Support for independence has dropped back to the lowest level since devolution, according to a survey.
More than a decade after the Scottish Parliament was created, and in the second term of an SNP Government, just 23% want Scotland to leave the UK, the annual Scottish Social Attitudes survey suggested.
Confusingly, a higher proportion (35%) want Holyrood to "make all the decisions for Scotland", and more than half want MSPs to set taxes and welfare benefits. The varied results in the wide-ranging survey allowed both sides of the referendum debate to see positives.
Rachel Ormston, director of ScotCen Social Research, an independent not-for-profit group which produced the survey, said: "The 'yes' campaign still needs to convince a much wider section of the public that independence will bring real benefits, especially for Scotland's economy.

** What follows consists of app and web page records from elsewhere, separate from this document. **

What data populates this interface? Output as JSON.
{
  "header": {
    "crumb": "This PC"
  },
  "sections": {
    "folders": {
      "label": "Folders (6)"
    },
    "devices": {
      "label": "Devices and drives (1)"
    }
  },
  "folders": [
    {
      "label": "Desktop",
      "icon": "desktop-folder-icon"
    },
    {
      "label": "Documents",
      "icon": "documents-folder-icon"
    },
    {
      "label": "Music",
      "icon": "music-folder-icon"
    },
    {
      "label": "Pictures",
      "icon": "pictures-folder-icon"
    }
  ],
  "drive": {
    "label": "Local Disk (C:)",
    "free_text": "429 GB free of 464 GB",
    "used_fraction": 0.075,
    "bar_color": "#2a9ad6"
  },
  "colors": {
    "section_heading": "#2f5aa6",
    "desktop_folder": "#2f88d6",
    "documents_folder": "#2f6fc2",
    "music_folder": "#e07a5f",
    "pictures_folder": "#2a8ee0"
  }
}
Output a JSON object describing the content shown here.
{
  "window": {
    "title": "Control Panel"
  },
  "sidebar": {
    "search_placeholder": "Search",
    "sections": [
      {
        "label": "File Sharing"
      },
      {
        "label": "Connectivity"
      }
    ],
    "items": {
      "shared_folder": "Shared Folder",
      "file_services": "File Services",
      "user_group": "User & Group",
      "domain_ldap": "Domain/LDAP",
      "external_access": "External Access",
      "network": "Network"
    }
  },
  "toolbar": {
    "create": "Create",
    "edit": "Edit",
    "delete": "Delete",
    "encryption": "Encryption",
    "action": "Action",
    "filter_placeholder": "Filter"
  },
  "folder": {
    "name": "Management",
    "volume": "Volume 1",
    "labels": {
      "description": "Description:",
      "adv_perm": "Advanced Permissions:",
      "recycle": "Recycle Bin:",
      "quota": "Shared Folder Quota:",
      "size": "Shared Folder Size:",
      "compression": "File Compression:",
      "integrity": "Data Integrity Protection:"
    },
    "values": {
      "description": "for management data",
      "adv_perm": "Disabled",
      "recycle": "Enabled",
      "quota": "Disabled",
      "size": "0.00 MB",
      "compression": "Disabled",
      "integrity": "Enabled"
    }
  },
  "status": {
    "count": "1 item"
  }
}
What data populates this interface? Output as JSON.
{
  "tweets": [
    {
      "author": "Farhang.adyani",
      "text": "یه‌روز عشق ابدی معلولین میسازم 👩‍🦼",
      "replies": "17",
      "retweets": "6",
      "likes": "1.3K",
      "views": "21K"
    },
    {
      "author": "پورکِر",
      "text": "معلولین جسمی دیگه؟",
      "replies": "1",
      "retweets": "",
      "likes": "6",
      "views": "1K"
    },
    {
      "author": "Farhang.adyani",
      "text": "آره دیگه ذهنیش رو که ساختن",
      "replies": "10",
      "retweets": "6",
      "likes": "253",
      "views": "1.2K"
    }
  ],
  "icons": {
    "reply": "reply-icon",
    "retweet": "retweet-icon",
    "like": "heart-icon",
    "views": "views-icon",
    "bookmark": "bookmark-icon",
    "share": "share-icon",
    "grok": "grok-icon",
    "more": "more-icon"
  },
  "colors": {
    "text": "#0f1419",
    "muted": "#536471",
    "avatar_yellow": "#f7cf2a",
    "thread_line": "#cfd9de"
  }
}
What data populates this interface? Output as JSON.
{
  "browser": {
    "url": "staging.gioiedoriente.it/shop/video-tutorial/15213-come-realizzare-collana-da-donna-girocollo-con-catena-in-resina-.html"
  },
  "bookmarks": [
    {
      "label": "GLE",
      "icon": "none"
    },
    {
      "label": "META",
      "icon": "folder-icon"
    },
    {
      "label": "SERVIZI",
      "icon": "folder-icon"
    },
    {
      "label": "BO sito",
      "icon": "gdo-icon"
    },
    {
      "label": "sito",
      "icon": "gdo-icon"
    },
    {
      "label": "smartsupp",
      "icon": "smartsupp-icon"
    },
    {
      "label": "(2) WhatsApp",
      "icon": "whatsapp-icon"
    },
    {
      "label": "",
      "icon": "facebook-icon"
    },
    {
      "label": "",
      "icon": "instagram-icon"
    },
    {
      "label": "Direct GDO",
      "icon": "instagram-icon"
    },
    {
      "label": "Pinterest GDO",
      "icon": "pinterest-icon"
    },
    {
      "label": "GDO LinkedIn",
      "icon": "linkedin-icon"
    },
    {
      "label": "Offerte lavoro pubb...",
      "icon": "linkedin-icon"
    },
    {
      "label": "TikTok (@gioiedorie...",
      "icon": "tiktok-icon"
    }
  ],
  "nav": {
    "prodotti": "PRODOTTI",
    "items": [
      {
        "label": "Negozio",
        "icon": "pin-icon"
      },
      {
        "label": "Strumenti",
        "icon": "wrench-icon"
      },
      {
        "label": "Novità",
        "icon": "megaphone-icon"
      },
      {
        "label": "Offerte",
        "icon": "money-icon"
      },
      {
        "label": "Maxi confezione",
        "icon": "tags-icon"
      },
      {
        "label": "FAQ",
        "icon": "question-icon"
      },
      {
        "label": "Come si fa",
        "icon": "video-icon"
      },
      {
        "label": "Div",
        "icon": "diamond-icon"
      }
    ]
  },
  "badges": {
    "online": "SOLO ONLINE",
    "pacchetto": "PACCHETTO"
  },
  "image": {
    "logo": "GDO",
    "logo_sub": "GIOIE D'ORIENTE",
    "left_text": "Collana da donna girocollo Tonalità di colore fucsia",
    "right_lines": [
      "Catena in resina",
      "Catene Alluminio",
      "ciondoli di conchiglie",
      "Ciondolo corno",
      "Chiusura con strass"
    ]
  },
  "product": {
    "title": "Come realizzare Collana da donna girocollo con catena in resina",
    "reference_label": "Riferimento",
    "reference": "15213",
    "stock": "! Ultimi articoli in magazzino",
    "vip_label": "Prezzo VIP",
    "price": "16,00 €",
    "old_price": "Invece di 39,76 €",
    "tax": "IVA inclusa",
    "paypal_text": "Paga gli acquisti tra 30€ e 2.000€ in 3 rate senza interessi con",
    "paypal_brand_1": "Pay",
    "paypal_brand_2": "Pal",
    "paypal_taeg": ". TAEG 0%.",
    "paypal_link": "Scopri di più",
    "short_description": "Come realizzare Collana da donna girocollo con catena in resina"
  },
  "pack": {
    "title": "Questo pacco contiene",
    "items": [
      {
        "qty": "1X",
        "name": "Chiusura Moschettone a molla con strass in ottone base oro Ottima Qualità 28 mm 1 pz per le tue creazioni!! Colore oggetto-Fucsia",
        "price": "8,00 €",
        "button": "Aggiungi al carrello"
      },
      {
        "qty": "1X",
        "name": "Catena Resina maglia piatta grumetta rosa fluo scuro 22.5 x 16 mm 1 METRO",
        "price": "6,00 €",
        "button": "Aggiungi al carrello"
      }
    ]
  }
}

"But while independence does not appear to be the favoured option of most Scots at present, unionists need to recognise there is a substantial gap between the public's perceptions of Holyrood's current powers and their preference for it to be responsible for most of Scotland's domestic affairs."
The survey of 1,229 adults was conducted between July and November last year. It showed support for independence had dropped from a high of 35% in 2005 to 23%, the same level as the previous low point in 2010.
Support for devolution within the UK was 61%, also equal to the 2010 result. About two-thirds (63%) said the Scottish Parliament ought to have the most influence over the way the country is run - down from 73% in 2011.
More than half want Holyrood to set taxes (56%) while almost two-thirds (64%) said MSPs should set welfare benefits. Just 6% would want to return all decision-making powers to London.
Blair Jenkins, chief executive of pro-independence group Yes Scotland, suggested the survey may have been overtaken by events. He said: "Importantly, since the poll was conducted from July to November last year, we have had the Westminster welfare changes, making one million Scots families worse off, and the UK Government threatening to take us out of Europe, our largest trading market.
"We have also had the Westminster coalition's admission that, as a worst-case scenario, independence would make every man, woman and child in Scotland only £1 a year worse off."